> [Exercise directions]:
Output the listing exactly as written, apart from its pictures.

......

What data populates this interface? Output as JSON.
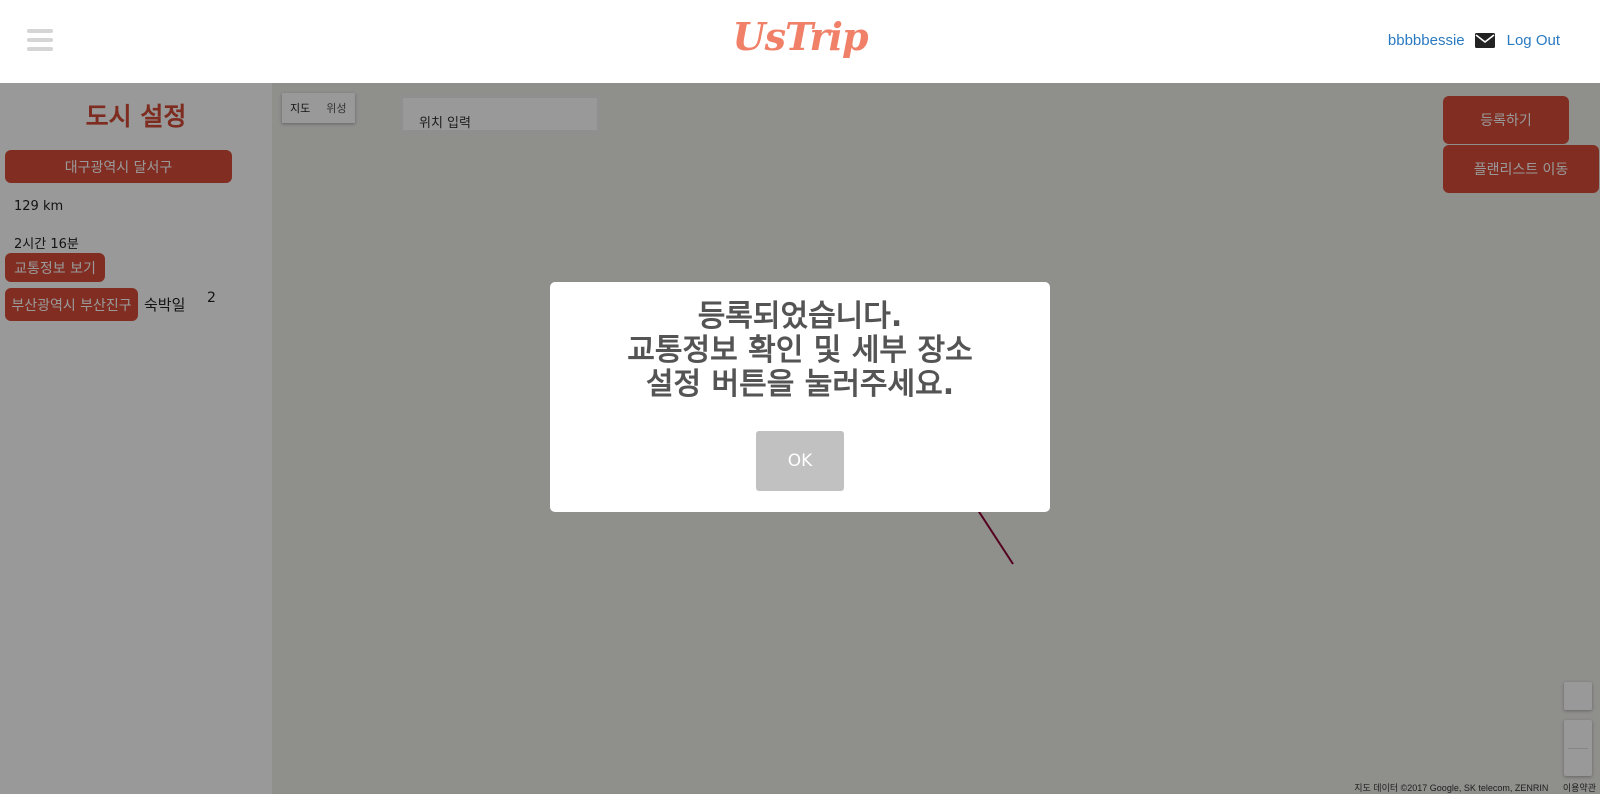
{
  "header": {
    "logo": "UsTrip",
    "username": "bbbbbessie",
    "logout_label": "Log Out"
  },
  "sidebar": {
    "title": "도시 설정",
    "city_button": "대구광역시 달서구",
    "distance": "129 km",
    "duration": "2시간 16분",
    "traffic_button": "교통정보 보기",
    "destination_button": "부산광역시 부산진구",
    "stay_label": "숙박일",
    "stay_value": "2"
  },
  "map": {
    "type_map": "지도",
    "type_satellite": "위성",
    "location_placeholder": "위치 입력",
    "register_button": "등록하기",
    "planlist_button": "플랜리스트 이동",
    "footer_attribution": "지도 데이터 ©2017 Google, SK telecom, ZENRIN",
    "footer_terms": "이용약관"
  },
  "modal": {
    "line1": "등록되었습니다.",
    "line2": "교통정보 확인 및 세부 장소",
    "line3": "설정 버튼을 눌러주세요.",
    "ok_label": "OK"
  },
  "colors": {
    "brand": "#f08068",
    "accent_button": "#d84c3a",
    "link": "#2a7ac0",
    "route_line": "#8b0033"
  },
  "icons": {
    "menu": "hamburger-icon",
    "mail": "envelope-icon"
  }
}
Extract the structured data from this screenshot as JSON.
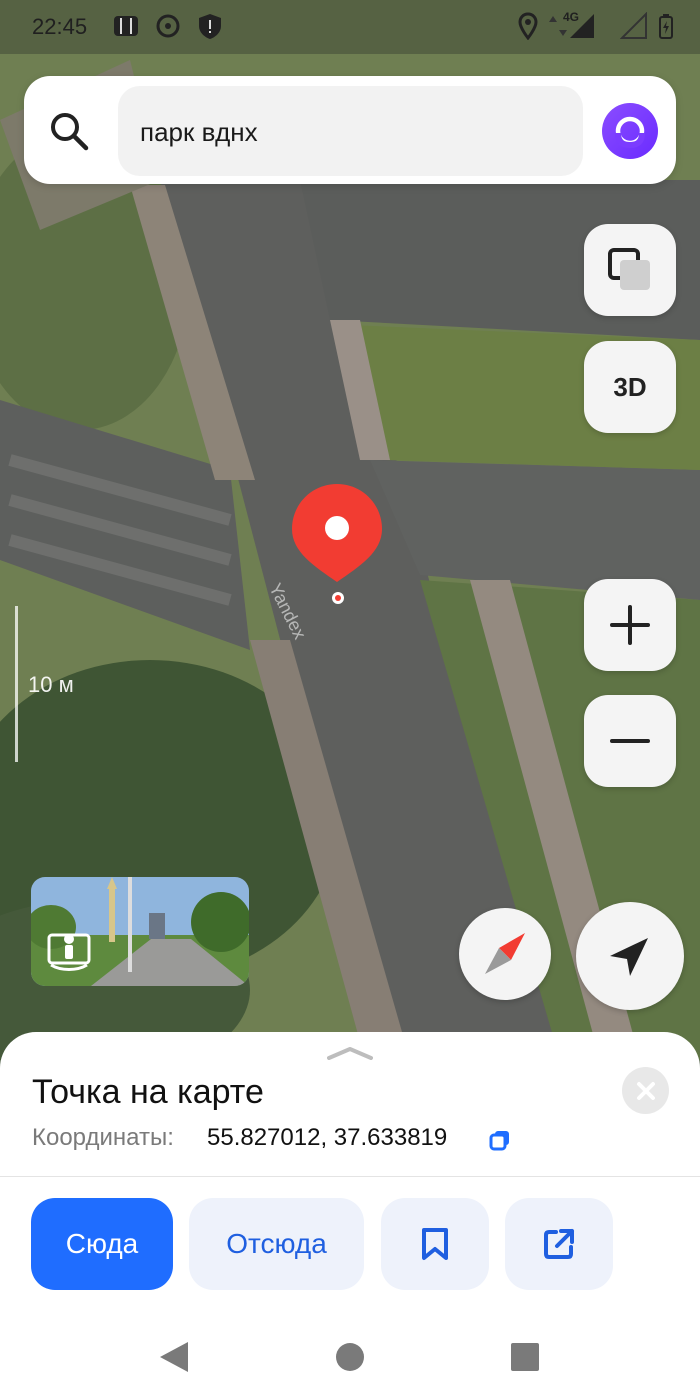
{
  "status_bar": {
    "time": "22:45",
    "network": "4G",
    "icons": [
      "maps-icon",
      "vpn-key-icon",
      "shield-icon",
      "location-icon",
      "data-arrows-icon",
      "signal-icon",
      "wifi-off-icon",
      "battery-icon"
    ]
  },
  "search": {
    "query": "парк вднх",
    "search_icon": "search-icon",
    "assistant_icon": "alice-icon"
  },
  "map": {
    "scale_label": "10 м",
    "watermark": "Yandex",
    "controls": {
      "layers_icon": "layers-icon",
      "three_d_label": "3D",
      "zoom_in_icon": "plus-icon",
      "zoom_out_icon": "minus-icon",
      "compass_icon": "compass-icon",
      "my_location_icon": "navigation-arrow-icon"
    },
    "panorama_icon": "street-view-icon",
    "pin_color": "#f23c32"
  },
  "place_card": {
    "title": "Точка на карте",
    "coordinates_label": "Координаты:",
    "coordinates_value": "55.827012, 37.633819",
    "copy_icon": "copy-icon",
    "close_icon": "close-icon"
  },
  "actions": {
    "route_to": "Сюда",
    "route_from": "Отсюда",
    "bookmark_icon": "bookmark-icon",
    "share_icon": "share-icon"
  },
  "nav_bar": {
    "back_icon": "back-triangle-icon",
    "home_icon": "home-circle-icon",
    "recents_icon": "recents-square-icon"
  },
  "colors": {
    "accent": "#1f6dff",
    "secondary_bg": "#eef2fb",
    "alice": "#7b3cff",
    "pin": "#f23c32"
  }
}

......

> [Answer below]:
What data populates this interface? Output as JSON.
{
  "header": {
    "logo": "UsTrip",
    "username": "bbbbbessie",
    "logout_label": "Log Out"
  },
  "sidebar": {
    "title": "도시 설정",
    "city_button": "대구광역시 달서구",
    "distance": "129 km",
    "duration": "2시간 16분",
    "traffic_button": "교통정보 보기",
    "destination_button": "부산광역시 부산진구",
    "stay_label": "숙박일",
    "stay_value": "2"
  },
  "map": {
    "type_map": "지도",
    "type_satellite": "위성",
    "location_placeholder": "위치 입력",
    "register_button": "등록하기",
    "planlist_button": "플랜리스트 이동",
    "footer_attribution": "지도 데이터 ©2017 Google, SK telecom, ZENRIN",
    "footer_terms": "이용약관"
  },
  "modal": {
    "line1": "등록되었습니다.",
    "line2": "교통정보 확인 및 세부 장소",
    "line3": "설정 버튼을 눌러주세요.",
    "ok_label": "OK"
  },
  "colors": {
    "brand": "#f08068",
    "accent_button": "#d84c3a",
    "link": "#2a7ac0",
    "route_line": "#8b0033"
  },
  "icons": {
    "menu": "hamburger-icon",
    "mail": "envelope-icon"
  }
}
Extract the structured data from this screenshot as JSON.
{
  "status_bar": {
    "time": "22:45",
    "network": "4G",
    "icons": [
      "maps-icon",
      "vpn-key-icon",
      "shield-icon",
      "location-icon",
      "data-arrows-icon",
      "signal-icon",
      "wifi-off-icon",
      "battery-icon"
    ]
  },
  "search": {
    "query": "парк вднх",
    "search_icon": "search-icon",
    "assistant_icon": "alice-icon"
  },
  "map": {
    "scale_label": "10 м",
    "watermark": "Yandex",
    "controls": {
      "layers_icon": "layers-icon",
      "three_d_label": "3D",
      "zoom_in_icon": "plus-icon",
      "zoom_out_icon": "minus-icon",
      "compass_icon": "compass-icon",
      "my_location_icon": "navigation-arrow-icon"
    },
    "panorama_icon": "street-view-icon",
    "pin_color": "#f23c32"
  },
  "place_card": {
    "title": "Точка на карте",
    "coordinates_label": "Координаты:",
    "coordinates_value": "55.827012, 37.633819",
    "copy_icon": "copy-icon",
    "close_icon": "close-icon"
  },
  "actions": {
    "route_to": "Сюда",
    "route_from": "Отсюда",
    "bookmark_icon": "bookmark-icon",
    "share_icon": "share-icon"
  },
  "nav_bar": {
    "back_icon": "back-triangle-icon",
    "home_icon": "home-circle-icon",
    "recents_icon": "recents-square-icon"
  },
  "colors": {
    "accent": "#1f6dff",
    "secondary_bg": "#eef2fb",
    "alice": "#7b3cff",
    "pin": "#f23c32"
  }
}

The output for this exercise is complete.